BEGIN SUPPLIED DATA

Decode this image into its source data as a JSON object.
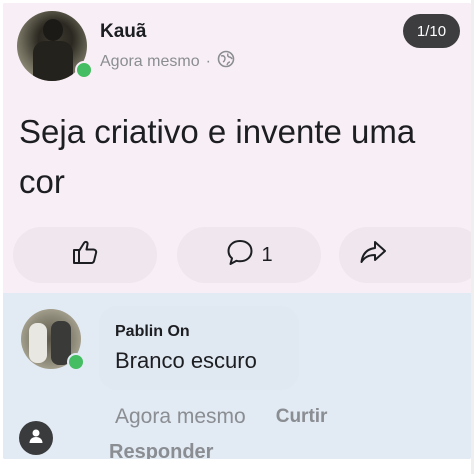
{
  "post": {
    "author": "Kauã",
    "time": "Agora mesmo",
    "privacy_icon": "globe-icon",
    "counter": "1/10",
    "text": "Seja criativo e invente uma cor",
    "actions": {
      "like_icon": "thumbs-up-icon",
      "comment_icon": "comment-icon",
      "comment_count": "1",
      "share_icon": "share-icon"
    }
  },
  "comment": {
    "author": "Pablin On",
    "text": "Branco escuro",
    "time": "Agora mesmo",
    "like_label": "Curtir",
    "reply_label": "Responder"
  },
  "colors": {
    "online": "#45bd62",
    "post_background": "#f8eff6",
    "comment_background": "#e2eaf4",
    "muted_text": "#8a8d91"
  }
}
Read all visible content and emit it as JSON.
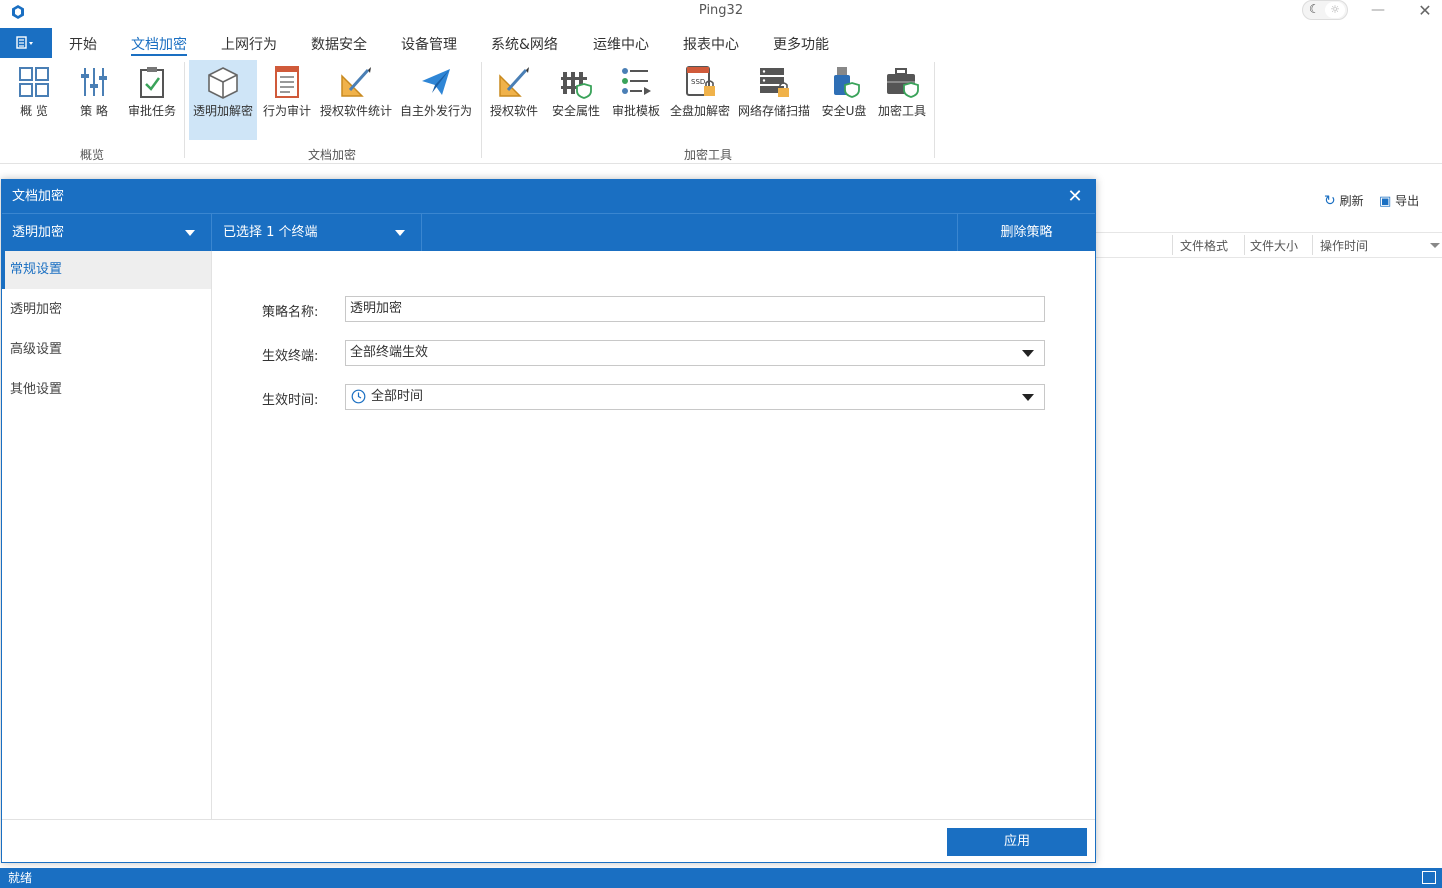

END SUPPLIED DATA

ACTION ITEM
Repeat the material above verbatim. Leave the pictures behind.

PROBLEM SOLUTION
Decode this image into its source data as a JSON object.
{
  "post": {
    "author": "Kauã",
    "time": "Agora mesmo",
    "privacy_icon": "globe-icon",
    "counter": "1/10",
    "text": "Seja criativo e invente uma cor",
    "actions": {
      "like_icon": "thumbs-up-icon",
      "comment_icon": "comment-icon",
      "comment_count": "1",
      "share_icon": "share-icon"
    }
  },
  "comment": {
    "author": "Pablin On",
    "text": "Branco escuro",
    "time": "Agora mesmo",
    "like_label": "Curtir",
    "reply_label": "Responder"
  },
  "colors": {
    "online": "#45bd62",
    "post_background": "#f8eff6",
    "comment_background": "#e2eaf4",
    "muted_text": "#8a8d91"
  }
}
Read all visible content and emit it as JSON.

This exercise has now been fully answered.